Do you report them to the police?

No, that is not my place. If I see something I stop right away and inform the collector or potential buyer. It’s up to them to take it further, because now it’s a police business; sometimes they report it and sometimes they don’t. Often so much time has passed that they don’t want to report it, or they may be ashamed, or it’s too much trouble.

Have you ever been mistaken about a suspected fake?

No, never. It’s a gut feeling. I am a very suspicious person, and I’m grateful that I am. I cherish the feeling because it has helped me many times. I tend to suspect everybody until I’ve had assurances that I don’t have to. When I’m approached about artworks, I usually check the person with the police, which has helped me so many times. I have cooperated with the local police and Interpol. If somebody tries to fool me, they will attempt to fool others, and I don’t accept that.

I’m a pedant person, I’m like wearing a microscope all the time, which is very useful. And also hyper-sensitive. When I’m shown a painting, for example, the feeling I get on the first few seconds is crucial. If I feel something is not right, it’s not right. This feeling has always been correct, and so far it has helped me enormously in my profession. Also, if I don’t get clear answers from the person, something is fishy. If it’s the real thing, you always get answers. Honest art dealers want to protect their reputation and they make sure you get only authentic pieces. Criminal art dealers, on the other hand, try to tarnish other people’s reputation, which has happened to me. An art criminal accused me of saying an original was a fake, and it was a fake.

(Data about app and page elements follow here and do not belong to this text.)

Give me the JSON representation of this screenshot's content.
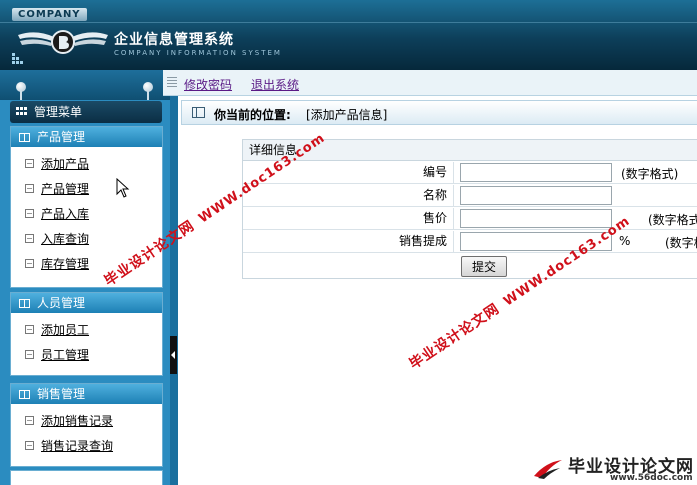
{
  "header": {
    "company_badge": "COMPANY",
    "title": "企业信息管理系统",
    "subtitle": "COMPANY INFORMATION SYSTEM"
  },
  "toolbar": {
    "change_password": "修改密码",
    "logout": "退出系统"
  },
  "sidebar": {
    "menu_title": "管理菜单",
    "panels": [
      {
        "title": "产品管理",
        "items": [
          "添加产品",
          "产品管理",
          "产品入库",
          "入库查询",
          "库存管理"
        ]
      },
      {
        "title": "人员管理",
        "items": [
          "添加员工",
          "员工管理"
        ]
      },
      {
        "title": "销售管理",
        "items": [
          "添加销售记录",
          "销售记录查询"
        ]
      }
    ]
  },
  "location": {
    "label": "你当前的位置:",
    "value": "[添加产品信息]"
  },
  "form": {
    "section_title": "详细信息",
    "fields": [
      {
        "label": "编号",
        "value": "",
        "hint": "(数字格式)"
      },
      {
        "label": "名称",
        "value": "",
        "hint": ""
      },
      {
        "label": "售价",
        "value": "",
        "hint": "(数字格式"
      },
      {
        "label": "销售提成",
        "value": "",
        "unit": "%",
        "hint": "(数字格"
      }
    ],
    "submit_label": "提交"
  },
  "watermark": {
    "site_name": "毕业设计论文网",
    "url": "WWW.doc163.com",
    "footer_name": "毕业设计论文网",
    "footer_url": "www.56doc.com",
    "color": "#d0101a"
  }
}
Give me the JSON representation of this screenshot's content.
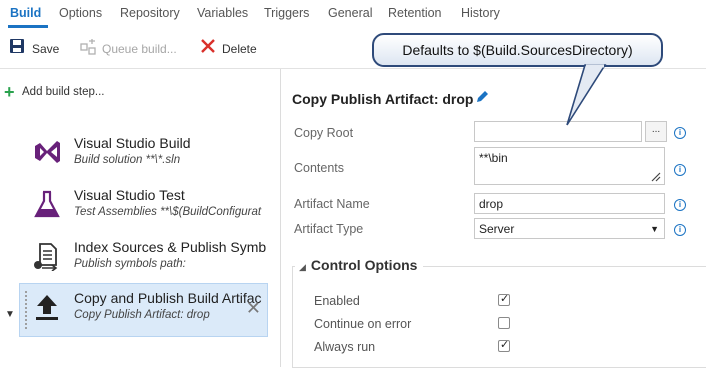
{
  "tabs": [
    {
      "label": "Build"
    },
    {
      "label": "Options"
    },
    {
      "label": "Repository"
    },
    {
      "label": "Variables"
    },
    {
      "label": "Triggers"
    },
    {
      "label": "General"
    },
    {
      "label": "Retention"
    },
    {
      "label": "History"
    }
  ],
  "toolbar": {
    "save_label": "Save",
    "queue_label": "Queue build...",
    "delete_label": "Delete"
  },
  "sidebar": {
    "add_step_label": "Add build step...",
    "steps": [
      {
        "title": "Visual Studio Build",
        "subtitle": "Build solution **\\*.sln",
        "icon": "visual-studio-icon"
      },
      {
        "title": "Visual Studio Test",
        "subtitle": "Test Assemblies **\\$(BuildConfigurat",
        "icon": "flask-icon"
      },
      {
        "title": "Index Sources & Publish Symb",
        "subtitle": "Publish symbols path:",
        "icon": "index-sources-icon"
      },
      {
        "title": "Copy and Publish Build Artifac",
        "subtitle": "Copy Publish Artifact: drop",
        "icon": "upload-icon"
      }
    ]
  },
  "main": {
    "task_title": "Copy Publish Artifact: drop",
    "fields": {
      "copy_root": {
        "label": "Copy Root",
        "value": ""
      },
      "contents": {
        "label": "Contents",
        "value": "**\\bin"
      },
      "artifact_name": {
        "label": "Artifact Name",
        "value": "drop"
      },
      "artifact_type": {
        "label": "Artifact Type",
        "value": "Server"
      }
    },
    "browse_label": "...",
    "control_options": {
      "title": "Control Options",
      "options": [
        {
          "label": "Enabled",
          "checked": true
        },
        {
          "label": "Continue on error",
          "checked": false
        },
        {
          "label": "Always run",
          "checked": true
        }
      ]
    }
  },
  "callout": {
    "text": "Defaults to $(Build.SourcesDirectory)"
  },
  "colors": {
    "accent": "#1b73c3",
    "add_green": "#2aa24e",
    "selected_bg": "#dbeaf9",
    "delete_red": "#d9302a"
  }
}
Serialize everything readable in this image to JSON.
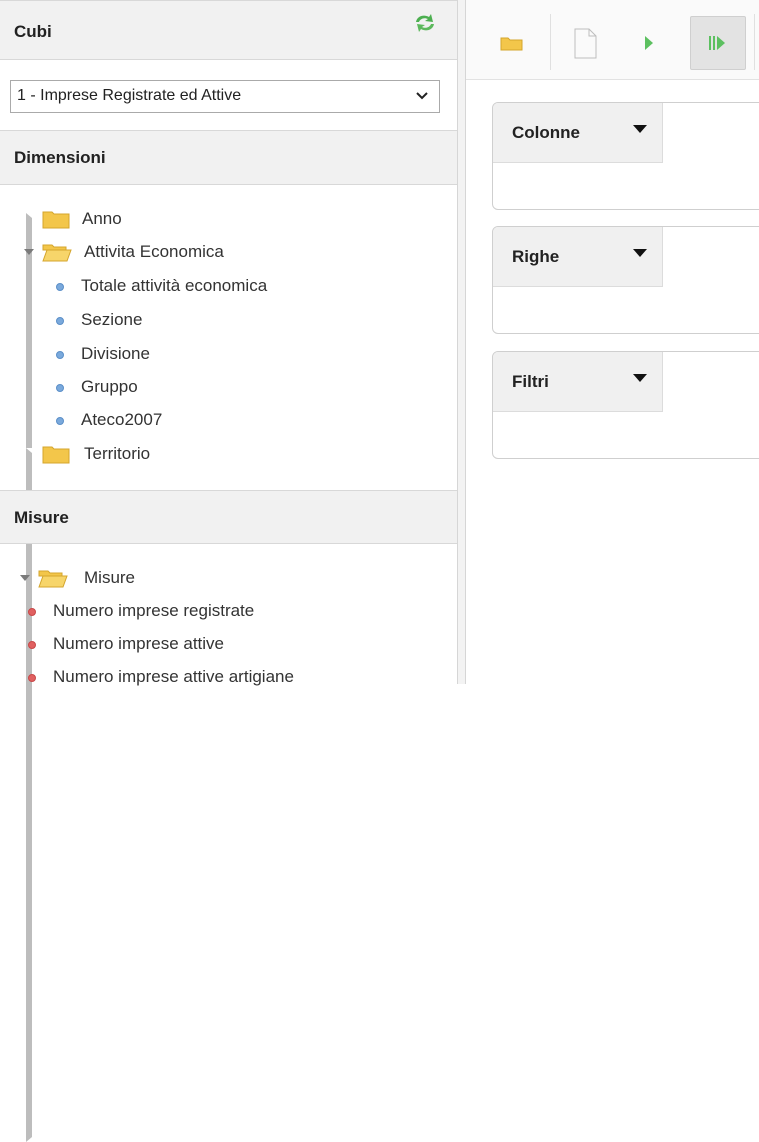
{
  "cubi": {
    "title": "Cubi",
    "selected": "1 - Imprese Registrate ed Attive"
  },
  "dimensioni": {
    "title": "Dimensioni",
    "items": [
      {
        "label": "Anno"
      },
      {
        "label": "Attivita Economica"
      },
      {
        "label": "Totale attività economica"
      },
      {
        "label": "Sezione"
      },
      {
        "label": "Divisione"
      },
      {
        "label": "Gruppo"
      },
      {
        "label": "Ateco2007"
      },
      {
        "label": "Territorio"
      }
    ]
  },
  "misure": {
    "title": "Misure",
    "items": [
      {
        "label": "Misure"
      },
      {
        "label": "Numero imprese registrate"
      },
      {
        "label": "Numero imprese attive"
      },
      {
        "label": "Numero imprese attive artigiane"
      }
    ]
  },
  "panels": {
    "colonne": "Colonne",
    "righe": "Righe",
    "filtri": "Filtri"
  },
  "colors": {
    "refresh_icon": "#4caf50",
    "folder": "#f0c040",
    "dim_dot": "#7aa9dc",
    "measure_dot": "#e06060"
  }
}
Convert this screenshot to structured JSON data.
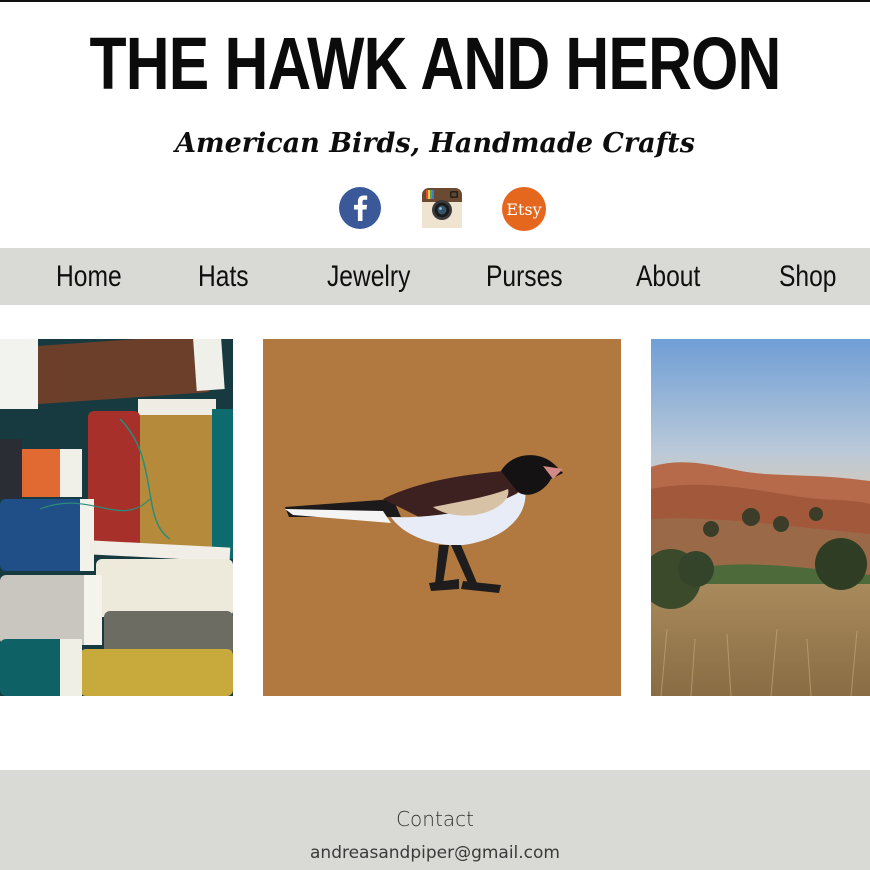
{
  "header": {
    "title": "THE HAWK AND HERON",
    "tagline": "American Birds, Handmade Crafts"
  },
  "social": [
    {
      "name": "facebook",
      "icon": "facebook-icon",
      "color": "#3b5998"
    },
    {
      "name": "instagram",
      "icon": "instagram-icon",
      "color": "#8a6a4a"
    },
    {
      "name": "etsy",
      "icon": "etsy-icon",
      "label": "Etsy",
      "color": "#e5671e"
    }
  ],
  "nav": {
    "items": [
      {
        "label": "Home"
      },
      {
        "label": "Hats"
      },
      {
        "label": "Jewelry"
      },
      {
        "label": "Purses"
      },
      {
        "label": "About"
      },
      {
        "label": "Shop"
      }
    ],
    "background": "#d9dad5"
  },
  "gallery": [
    {
      "subject": "spools of thread"
    },
    {
      "subject": "appliqued junco bird on tan fabric"
    },
    {
      "subject": "golden hillside landscape at dusk"
    }
  ],
  "footer": {
    "heading": "Contact",
    "email": "andreasandpiper@gmail.com"
  }
}
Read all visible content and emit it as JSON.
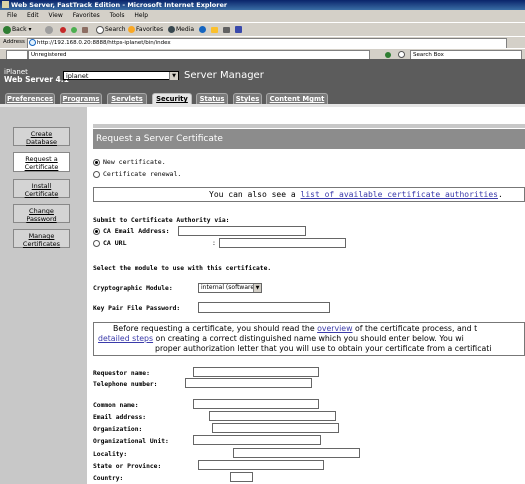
{
  "window": {
    "title": "Web Server, FastTrack Edition - Microsoft Internet Explorer"
  },
  "menu": [
    "File",
    "Edit",
    "View",
    "Favorites",
    "Tools",
    "Help"
  ],
  "toolbar": {
    "back": "Back",
    "search": "Search",
    "favorites": "Favorites",
    "media": "Media"
  },
  "address": {
    "label": "Address",
    "url": "http://192.168.0.20:8888/https-iplanet/bin/index"
  },
  "links": {
    "status": "Unregistered",
    "searchbox": "Search Box"
  },
  "app": {
    "brand_line1": "iPlanet",
    "brand_line2": "Web Server 4.1",
    "server": "iplanet",
    "title": "Server Manager",
    "tabs": [
      "Preferences",
      "Programs",
      "Servlets",
      "Security",
      "Status",
      "Styles",
      "Content Mgmt"
    ],
    "active_tab": "Security"
  },
  "nav": [
    {
      "label1": "Create",
      "label2": "Database"
    },
    {
      "label1": "Request a",
      "label2": "Certificate"
    },
    {
      "label1": "Install",
      "label2": "Certificate"
    },
    {
      "label1": "Change",
      "label2": "Password"
    },
    {
      "label1": "Manage",
      "label2": "Certificates"
    }
  ],
  "page": {
    "title": "Request a Server Certificate",
    "opt_new": "New certificate.",
    "opt_renew": "Certificate renewal.",
    "info_prefix": "You can also see a ",
    "info_link": "list of available certificate authorities",
    "info_suffix": ".",
    "submit_heading": "Submit to Certificate Authority via:",
    "ca_email_label": "CA Email Address:",
    "ca_url_label": "CA URL",
    "ca_url_colon": ":",
    "module_heading": "Select the module to use with this certificate.",
    "crypto_label": "Cryptographic Module:",
    "crypto_value": "internal (software)",
    "keypair_label": "Key Pair File Password:",
    "note_l1_pre": "Before requesting a certificate, you should read the ",
    "note_l1_link": "overview",
    "note_l1_post": " of the certificate process, and t",
    "note_l2_link": "detailed steps",
    "note_l2_post": " on creating a correct distinguished name which you should enter below. You wi",
    "note_l3": "proper authorization letter that you will use to obtain your certificate from a certificati",
    "fields": {
      "requestor": "Requestor name:",
      "telephone": "Telephone number:",
      "common": "Common name:",
      "email": "Email address:",
      "org": "Organization:",
      "orgunit": "Organizational Unit:",
      "locality": "Locality:",
      "state": "State or Province:",
      "country": "Country:"
    }
  }
}
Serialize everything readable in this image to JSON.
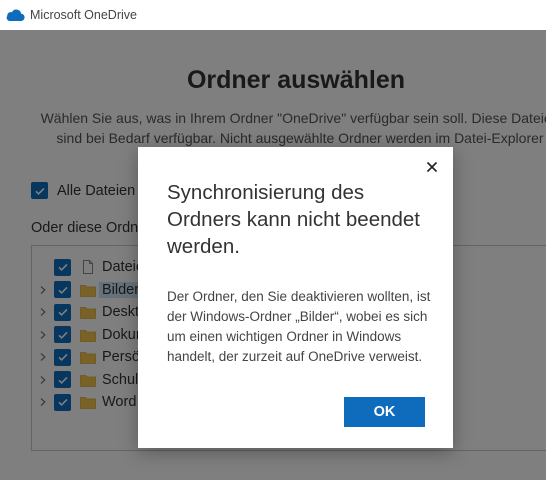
{
  "window": {
    "app_title": "Microsoft OneDrive"
  },
  "background": {
    "heading": "Ordner auswählen",
    "description_line1": "Wählen Sie aus, was in Ihrem Ordner \"OneDrive\" verfügbar sein soll. Diese Dateien",
    "description_line2": "sind bei Bedarf verfügbar. Nicht ausgewählte Ordner werden im Datei-Explorer",
    "all_files_label": "Alle Dateien",
    "or_these_label": "Oder diese Ordne",
    "folders": [
      {
        "name": "Dateie",
        "type": "file",
        "expandable": false,
        "checked": true,
        "selected": false
      },
      {
        "name": "Bilder",
        "type": "folder",
        "expandable": true,
        "checked": true,
        "selected": true
      },
      {
        "name": "Deskto",
        "type": "folder",
        "expandable": true,
        "checked": true,
        "selected": false
      },
      {
        "name": "Dokun",
        "type": "folder",
        "expandable": true,
        "checked": true,
        "selected": false
      },
      {
        "name": "Persö",
        "type": "folder",
        "expandable": true,
        "checked": true,
        "selected": false
      },
      {
        "name": "Schule",
        "type": "folder",
        "expandable": true,
        "checked": true,
        "selected": false
      },
      {
        "name": "Word",
        "type": "folder",
        "expandable": true,
        "checked": true,
        "selected": false
      }
    ]
  },
  "dialog": {
    "title": "Synchronisierung des Ordners kann nicht beendet werden.",
    "body": "Der Ordner, den Sie deaktivieren wollten, ist der Windows-Ordner „Bilder“, wobei es sich um einen wichtigen Ordner in Windows handelt, der zurzeit auf OneDrive verweist.",
    "ok_label": "OK"
  },
  "colors": {
    "accent": "#0f6cbd",
    "folder": "#f4c44e",
    "overlay": "rgba(0,0,0,0.5)",
    "selection": "#cce4f7"
  },
  "icons": {
    "app": "onedrive-cloud-icon",
    "close": "close-icon",
    "folder": "folder-icon",
    "file": "file-icon",
    "expand": "chevron-right-icon",
    "check": "checkmark-icon"
  }
}
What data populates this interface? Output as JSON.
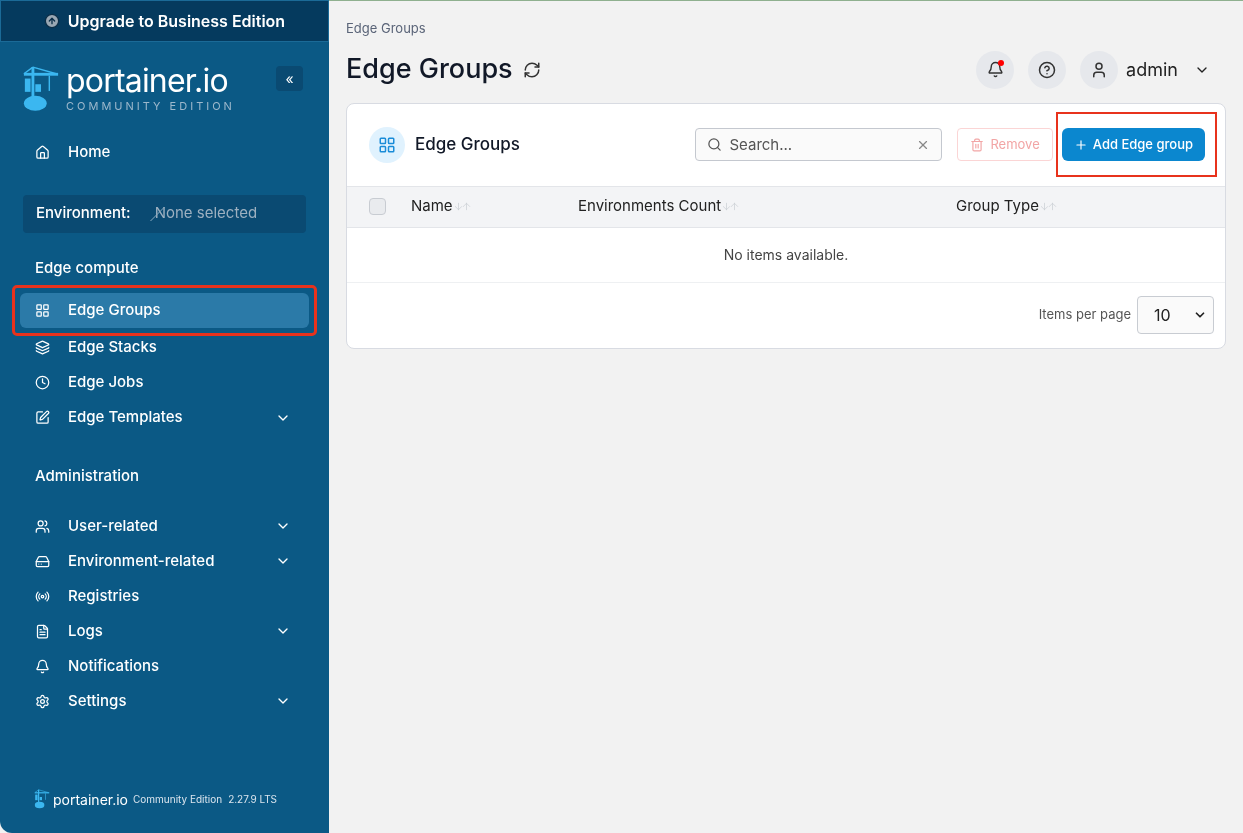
{
  "upgrade_banner": {
    "label": "Upgrade to Business Edition"
  },
  "logo": {
    "name": "portainer.io",
    "edition": "COMMUNITY EDITION"
  },
  "sidebar": {
    "collapse_button": {
      "label": "«"
    },
    "home": {
      "label": "Home",
      "selected": false,
      "highlighted": false,
      "expandable": false
    },
    "environment": {
      "label": "Environment:",
      "value": "None selected"
    },
    "sections": [
      {
        "title": "Edge compute",
        "items": [
          {
            "label": "Edge Groups",
            "selected": true,
            "highlighted": true,
            "expandable": false
          },
          {
            "label": "Edge Stacks",
            "selected": false,
            "highlighted": false,
            "expandable": false
          },
          {
            "label": "Edge Jobs",
            "selected": false,
            "highlighted": false,
            "expandable": false
          },
          {
            "label": "Edge Templates",
            "selected": false,
            "highlighted": false,
            "expandable": true
          }
        ]
      },
      {
        "title": "Administration",
        "items": [
          {
            "label": "User-related",
            "selected": false,
            "highlighted": false,
            "expandable": true
          },
          {
            "label": "Environment-related",
            "selected": false,
            "highlighted": false,
            "expandable": true
          },
          {
            "label": "Registries",
            "selected": false,
            "highlighted": false,
            "expandable": false
          },
          {
            "label": "Logs",
            "selected": false,
            "highlighted": false,
            "expandable": true
          },
          {
            "label": "Notifications",
            "selected": false,
            "highlighted": false,
            "expandable": false
          },
          {
            "label": "Settings",
            "selected": false,
            "highlighted": false,
            "expandable": true
          }
        ]
      }
    ]
  },
  "footer": {
    "name": "portainer.io",
    "edition": "Community Edition",
    "version": "2.27.9 LTS"
  },
  "header": {
    "breadcrumb": "Edge Groups",
    "title": "Edge Groups",
    "unread_notifications": true,
    "user": "admin"
  },
  "card": {
    "title": "Edge Groups",
    "search": {
      "placeholder": "Search..."
    },
    "remove_button": {
      "label": "Remove",
      "disabled": true
    },
    "add_button": {
      "label": "Add Edge group",
      "highlighted": true
    },
    "table": {
      "select_all": {
        "checked": false
      },
      "columns": [
        "Name",
        "Environments Count",
        "Group Type"
      ],
      "empty_message": "No items available."
    },
    "pagination": {
      "label": "Items per page",
      "value": "10"
    }
  }
}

Can things turn nasty?

Yes, they can. I have received threats from time to time and I’ve even been put into some international art criminal’s black list. But better not talk about those things.

In good company: Rodin, Picasso, Hannu Palosuo

You are also a Jaguar ambassador?

I am! The brand Jaguar wanted to have a connection with art, so they… chose me! I’ve had two Jaguars before the one I have now, because I like them a lot. Their looks, design, materials, and of course the technology. I like to read comparative tests, see how different brands are doing.

What do you have to do, as an Ambassador?

I produce content for the brand in social media, like photos and videos in Tik-Tok, Instagram, etc. Which is easy because I really like the brand, their history, their development. And all the little details! In the front windshield of my current car, for example, there’s a tiny image of a jaguar mother and two cubs. It’s tricky to find, you just need to know where to look. Lots of different kinds of small details, that somebody has thought about and included in the vehicle.

Does your work take you abroad?

Yes, I’ve been in art fairs all over the world, and before Corona I was very much involved in the international art market. I was living in Sweden, then the pandemic closed everything. Currently I have a lot of work in Finland with art owned by companies (they have paintings in their walls, and I’m hired to value them). Then I’ve got people who approach me to check whether an artwork is genuine, which comes in cycles. Sometimes, lots of fakes turn up, all together. Then there are periods when people are more concerned about their paintings, in September, December, it’s a seasonal thing. I’ve been doing this for thirty years, so I notice these patterns.

Plans for the future?

I’m writing a lot, especially during summertime. I have several researches going on at the moment. But now that the sun is shining it’s difficult to stay indoors and write! The best days for writing are rainy days!

You can follow Pauliina on Instagram, Facebook, Twitter, and read her blog on her website.